Stored dataset items

=-=-=-=-=

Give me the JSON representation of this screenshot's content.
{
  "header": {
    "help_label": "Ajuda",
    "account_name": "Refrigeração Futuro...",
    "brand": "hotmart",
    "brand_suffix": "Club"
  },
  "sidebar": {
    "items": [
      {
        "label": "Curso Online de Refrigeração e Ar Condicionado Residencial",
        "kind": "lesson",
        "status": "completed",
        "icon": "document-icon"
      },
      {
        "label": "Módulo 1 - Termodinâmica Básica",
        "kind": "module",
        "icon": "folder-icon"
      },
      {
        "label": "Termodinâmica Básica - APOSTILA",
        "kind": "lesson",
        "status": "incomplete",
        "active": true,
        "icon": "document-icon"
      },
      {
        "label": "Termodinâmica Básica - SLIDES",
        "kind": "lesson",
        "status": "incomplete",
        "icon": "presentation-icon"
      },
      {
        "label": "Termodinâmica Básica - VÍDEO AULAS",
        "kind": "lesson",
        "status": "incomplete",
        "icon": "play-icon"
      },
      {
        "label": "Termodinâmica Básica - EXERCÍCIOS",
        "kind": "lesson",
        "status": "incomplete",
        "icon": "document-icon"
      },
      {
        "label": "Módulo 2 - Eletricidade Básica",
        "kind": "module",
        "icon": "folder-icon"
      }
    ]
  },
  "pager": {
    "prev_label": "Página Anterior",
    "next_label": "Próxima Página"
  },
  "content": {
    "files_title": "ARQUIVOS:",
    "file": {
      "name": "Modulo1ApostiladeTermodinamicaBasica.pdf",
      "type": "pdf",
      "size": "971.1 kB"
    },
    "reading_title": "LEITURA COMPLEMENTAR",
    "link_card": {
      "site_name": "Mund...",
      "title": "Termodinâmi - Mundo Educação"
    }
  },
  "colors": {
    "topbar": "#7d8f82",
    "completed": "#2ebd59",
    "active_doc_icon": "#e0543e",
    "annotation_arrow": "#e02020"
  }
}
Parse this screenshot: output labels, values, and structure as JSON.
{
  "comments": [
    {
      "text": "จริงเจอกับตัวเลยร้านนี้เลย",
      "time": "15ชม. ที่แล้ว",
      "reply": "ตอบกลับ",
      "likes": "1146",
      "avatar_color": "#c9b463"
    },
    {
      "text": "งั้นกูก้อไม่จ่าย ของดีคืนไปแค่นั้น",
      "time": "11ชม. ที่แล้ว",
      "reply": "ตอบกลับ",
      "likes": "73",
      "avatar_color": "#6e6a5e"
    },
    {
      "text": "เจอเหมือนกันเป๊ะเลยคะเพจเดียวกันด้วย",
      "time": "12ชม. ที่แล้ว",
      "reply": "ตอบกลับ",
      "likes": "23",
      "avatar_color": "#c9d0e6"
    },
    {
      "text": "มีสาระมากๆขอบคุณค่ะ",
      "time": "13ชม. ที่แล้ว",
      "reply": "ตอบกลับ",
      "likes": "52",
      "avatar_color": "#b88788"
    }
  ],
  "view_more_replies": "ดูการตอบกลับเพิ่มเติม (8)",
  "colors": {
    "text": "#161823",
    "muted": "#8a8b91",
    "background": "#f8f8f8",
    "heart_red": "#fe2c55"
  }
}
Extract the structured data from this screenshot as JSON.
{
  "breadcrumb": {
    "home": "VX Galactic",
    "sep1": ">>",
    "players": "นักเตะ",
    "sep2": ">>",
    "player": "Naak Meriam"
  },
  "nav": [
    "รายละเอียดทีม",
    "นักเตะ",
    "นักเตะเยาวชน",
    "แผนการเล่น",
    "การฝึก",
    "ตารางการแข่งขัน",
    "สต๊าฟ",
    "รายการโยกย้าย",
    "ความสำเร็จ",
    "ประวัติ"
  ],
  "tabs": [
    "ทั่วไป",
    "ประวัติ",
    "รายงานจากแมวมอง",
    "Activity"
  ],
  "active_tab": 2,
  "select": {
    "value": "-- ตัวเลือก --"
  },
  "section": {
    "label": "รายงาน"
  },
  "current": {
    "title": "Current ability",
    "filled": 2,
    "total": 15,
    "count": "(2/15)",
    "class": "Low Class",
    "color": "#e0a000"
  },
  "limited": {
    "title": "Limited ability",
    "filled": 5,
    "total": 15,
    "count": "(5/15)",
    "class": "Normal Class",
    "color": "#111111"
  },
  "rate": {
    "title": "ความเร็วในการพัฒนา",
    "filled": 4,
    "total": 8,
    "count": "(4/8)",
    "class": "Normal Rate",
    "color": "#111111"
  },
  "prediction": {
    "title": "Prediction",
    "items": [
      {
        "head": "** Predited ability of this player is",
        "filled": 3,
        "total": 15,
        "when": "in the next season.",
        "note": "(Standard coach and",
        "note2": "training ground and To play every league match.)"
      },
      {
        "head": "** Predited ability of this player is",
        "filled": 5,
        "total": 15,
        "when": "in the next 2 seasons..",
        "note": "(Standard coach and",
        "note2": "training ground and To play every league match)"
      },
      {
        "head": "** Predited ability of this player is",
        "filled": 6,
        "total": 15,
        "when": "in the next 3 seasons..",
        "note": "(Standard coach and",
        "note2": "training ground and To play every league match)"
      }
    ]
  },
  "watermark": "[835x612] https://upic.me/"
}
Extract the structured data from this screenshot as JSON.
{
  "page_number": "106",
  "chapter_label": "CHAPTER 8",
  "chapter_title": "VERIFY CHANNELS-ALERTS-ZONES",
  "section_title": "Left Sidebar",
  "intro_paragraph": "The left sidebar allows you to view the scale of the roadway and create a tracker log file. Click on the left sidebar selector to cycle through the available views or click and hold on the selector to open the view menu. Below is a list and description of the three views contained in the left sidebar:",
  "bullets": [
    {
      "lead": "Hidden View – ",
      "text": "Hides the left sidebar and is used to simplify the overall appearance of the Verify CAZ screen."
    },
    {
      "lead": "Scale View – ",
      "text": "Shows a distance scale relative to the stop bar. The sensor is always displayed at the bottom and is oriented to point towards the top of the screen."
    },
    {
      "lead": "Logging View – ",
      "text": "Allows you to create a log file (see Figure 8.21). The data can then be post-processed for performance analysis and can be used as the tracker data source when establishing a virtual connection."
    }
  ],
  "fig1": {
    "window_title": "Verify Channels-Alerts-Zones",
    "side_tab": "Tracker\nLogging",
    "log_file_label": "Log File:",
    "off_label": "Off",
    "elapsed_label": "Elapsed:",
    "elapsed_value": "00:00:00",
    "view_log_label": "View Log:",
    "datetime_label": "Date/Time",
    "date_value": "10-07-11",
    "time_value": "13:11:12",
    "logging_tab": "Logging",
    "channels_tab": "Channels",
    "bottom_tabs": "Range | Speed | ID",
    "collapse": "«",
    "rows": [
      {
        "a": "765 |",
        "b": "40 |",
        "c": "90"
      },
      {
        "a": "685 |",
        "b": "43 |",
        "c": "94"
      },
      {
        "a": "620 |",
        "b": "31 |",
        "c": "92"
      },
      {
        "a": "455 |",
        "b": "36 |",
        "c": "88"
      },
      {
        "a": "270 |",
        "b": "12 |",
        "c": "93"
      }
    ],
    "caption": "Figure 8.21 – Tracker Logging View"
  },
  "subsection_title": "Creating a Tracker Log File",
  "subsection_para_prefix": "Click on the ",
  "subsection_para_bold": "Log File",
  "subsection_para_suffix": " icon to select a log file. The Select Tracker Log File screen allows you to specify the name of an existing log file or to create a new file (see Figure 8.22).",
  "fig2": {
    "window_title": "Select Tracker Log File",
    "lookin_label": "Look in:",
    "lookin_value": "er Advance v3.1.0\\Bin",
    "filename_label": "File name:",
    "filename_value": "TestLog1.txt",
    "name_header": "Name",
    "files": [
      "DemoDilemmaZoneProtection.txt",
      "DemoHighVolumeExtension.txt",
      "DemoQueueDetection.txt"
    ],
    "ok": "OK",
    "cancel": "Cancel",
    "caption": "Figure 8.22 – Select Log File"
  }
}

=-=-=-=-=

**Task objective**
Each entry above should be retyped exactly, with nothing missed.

**Task result**
Give me the JSON representation of this screenshot's content.
{
  "header": {
    "help_label": "Ajuda",
    "account_name": "Refrigeração Futuro...",
    "brand": "hotmart",
    "brand_suffix": "Club"
  },
  "sidebar": {
    "items": [
      {
        "label": "Curso Online de Refrigeração e Ar Condicionado Residencial",
        "kind": "lesson",
        "status": "completed",
        "icon": "document-icon"
      },
      {
        "label": "Módulo 1 - Termodinâmica Básica",
        "kind": "module",
        "icon": "folder-icon"
      },
      {
        "label": "Termodinâmica Básica - APOSTILA",
        "kind": "lesson",
        "status": "incomplete",
        "active": true,
        "icon": "document-icon"
      },
      {
        "label": "Termodinâmica Básica - SLIDES",
        "kind": "lesson",
        "status": "incomplete",
        "icon": "presentation-icon"
      },
      {
        "label": "Termodinâmica Básica - VÍDEO AULAS",
        "kind": "lesson",
        "status": "incomplete",
        "icon": "play-icon"
      },
      {
        "label": "Termodinâmica Básica - EXERCÍCIOS",
        "kind": "lesson",
        "status": "incomplete",
        "icon": "document-icon"
      },
      {
        "label": "Módulo 2 - Eletricidade Básica",
        "kind": "module",
        "icon": "folder-icon"
      }
    ]
  },
  "pager": {
    "prev_label": "Página Anterior",
    "next_label": "Próxima Página"
  },
  "content": {
    "files_title": "ARQUIVOS:",
    "file": {
      "name": "Modulo1ApostiladeTermodinamicaBasica.pdf",
      "type": "pdf",
      "size": "971.1 kB"
    },
    "reading_title": "LEITURA COMPLEMENTAR",
    "link_card": {
      "site_name": "Mund...",
      "title": "Termodinâmi - Mundo Educação"
    }
  },
  "colors": {
    "topbar": "#7d8f82",
    "completed": "#2ebd59",
    "active_doc_icon": "#e0543e",
    "annotation_arrow": "#e02020"
  }
}
Parse this screenshot: output labels, values, and structure as JSON.
{
  "comments": [
    {
      "text": "จริงเจอกับตัวเลยร้านนี้เลย",
      "time": "15ชม. ที่แล้ว",
      "reply": "ตอบกลับ",
      "likes": "1146",
      "avatar_color": "#c9b463"
    },
    {
      "text": "งั้นกูก้อไม่จ่าย ของดีคืนไปแค่นั้น",
      "time": "11ชม. ที่แล้ว",
      "reply": "ตอบกลับ",
      "likes": "73",
      "avatar_color": "#6e6a5e"
    },
    {
      "text": "เจอเหมือนกันเป๊ะเลยคะเพจเดียวกันด้วย",
      "time": "12ชม. ที่แล้ว",
      "reply": "ตอบกลับ",
      "likes": "23",
      "avatar_color": "#c9d0e6"
    },
    {
      "text": "มีสาระมากๆขอบคุณค่ะ",
      "time": "13ชม. ที่แล้ว",
      "reply": "ตอบกลับ",
      "likes": "52",
      "avatar_color": "#b88788"
    }
  ],
  "view_more_replies": "ดูการตอบกลับเพิ่มเติม (8)",
  "colors": {
    "text": "#161823",
    "muted": "#8a8b91",
    "background": "#f8f8f8",
    "heart_red": "#fe2c55"
  }
}
Extract the structured data from this screenshot as JSON.
{
  "breadcrumb": {
    "home": "VX Galactic",
    "sep1": ">>",
    "players": "นักเตะ",
    "sep2": ">>",
    "player": "Naak Meriam"
  },
  "nav": [
    "รายละเอียดทีม",
    "นักเตะ",
    "นักเตะเยาวชน",
    "แผนการเล่น",
    "การฝึก",
    "ตารางการแข่งขัน",
    "สต๊าฟ",
    "รายการโยกย้าย",
    "ความสำเร็จ",
    "ประวัติ"
  ],
  "tabs": [
    "ทั่วไป",
    "ประวัติ",
    "รายงานจากแมวมอง",
    "Activity"
  ],
  "active_tab": 2,
  "select": {
    "value": "-- ตัวเลือก --"
  },
  "section": {
    "label": "รายงาน"
  },
  "current": {
    "title": "Current ability",
    "filled": 2,
    "total": 15,
    "count": "(2/15)",
    "class": "Low Class",
    "color": "#e0a000"
  },
  "limited": {
    "title": "Limited ability",
    "filled": 5,
    "total": 15,
    "count": "(5/15)",
    "class": "Normal Class",
    "color": "#111111"
  },
  "rate": {
    "title": "ความเร็วในการพัฒนา",
    "filled": 4,
    "total": 8,
    "count": "(4/8)",
    "class": "Normal Rate",
    "color": "#111111"
  },
  "prediction": {
    "title": "Prediction",
    "items": [
      {
        "head": "** Predited ability of this player is",
        "filled": 3,
        "total": 15,
        "when": "in the next season.",
        "note": "(Standard coach and",
        "note2": "training ground and To play every league match.)"
      },
      {
        "head": "** Predited ability of this player is",
        "filled": 5,
        "total": 15,
        "when": "in the next 2 seasons..",
        "note": "(Standard coach and",
        "note2": "training ground and To play every league match)"
      },
      {
        "head": "** Predited ability of this player is",
        "filled": 6,
        "total": 15,
        "when": "in the next 3 seasons..",
        "note": "(Standard coach and",
        "note2": "training ground and To play every league match)"
      }
    ]
  },
  "watermark": "[835x612] https://upic.me/"
}
Extract the structured data from this screenshot as JSON.
{
  "page_number": "106",
  "chapter_label": "CHAPTER 8",
  "chapter_title": "VERIFY CHANNELS-ALERTS-ZONES",
  "section_title": "Left Sidebar",
  "intro_paragraph": "The left sidebar allows you to view the scale of the roadway and create a tracker log file. Click on the left sidebar selector to cycle through the available views or click and hold on the selector to open the view menu. Below is a list and description of the three views contained in the left sidebar:",
  "bullets": [
    {
      "lead": "Hidden View – ",
      "text": "Hides the left sidebar and is used to simplify the overall appearance of the Verify CAZ screen."
    },
    {
      "lead": "Scale View – ",
      "text": "Shows a distance scale relative to the stop bar. The sensor is always displayed at the bottom and is oriented to point towards the top of the screen."
    },
    {
      "lead": "Logging View – ",
      "text": "Allows you to create a log file (see Figure 8.21). The data can then be post-processed for performance analysis and can be used as the tracker data source when establishing a virtual connection."
    }
  ],
  "fig1": {
    "window_title": "Verify Channels-Alerts-Zones",
    "side_tab": "Tracker\nLogging",
    "log_file_label": "Log File:",
    "off_label": "Off",
    "elapsed_label": "Elapsed:",
    "elapsed_value": "00:00:00",
    "view_log_label": "View Log:",
    "datetime_label": "Date/Time",
    "date_value": "10-07-11",
    "time_value": "13:11:12",
    "logging_tab": "Logging",
    "channels_tab": "Channels",
    "bottom_tabs": "Range | Speed | ID",
    "collapse": "«",
    "rows": [
      {
        "a": "765 |",
        "b": "40 |",
        "c": "90"
      },
      {
        "a": "685 |",
        "b": "43 |",
        "c": "94"
      },
      {
        "a": "620 |",
        "b": "31 |",
        "c": "92"
      },
      {
        "a": "455 |",
        "b": "36 |",
        "c": "88"
      },
      {
        "a": "270 |",
        "b": "12 |",
        "c": "93"
      }
    ],
    "caption": "Figure 8.21 – Tracker Logging View"
  },
  "subsection_title": "Creating a Tracker Log File",
  "subsection_para_prefix": "Click on the ",
  "subsection_para_bold": "Log File",
  "subsection_para_suffix": " icon to select a log file. The Select Tracker Log File screen allows you to specify the name of an existing log file or to create a new file (see Figure 8.22).",
  "fig2": {
    "window_title": "Select Tracker Log File",
    "lookin_label": "Look in:",
    "lookin_value": "er Advance v3.1.0\\Bin",
    "filename_label": "File name:",
    "filename_value": "TestLog1.txt",
    "name_header": "Name",
    "files": [
      "DemoDilemmaZoneProtection.txt",
      "DemoHighVolumeExtension.txt",
      "DemoQueueDetection.txt"
    ],
    "ok": "OK",
    "cancel": "Cancel",
    "caption": "Figure 8.22 – Select Log File"
  }
}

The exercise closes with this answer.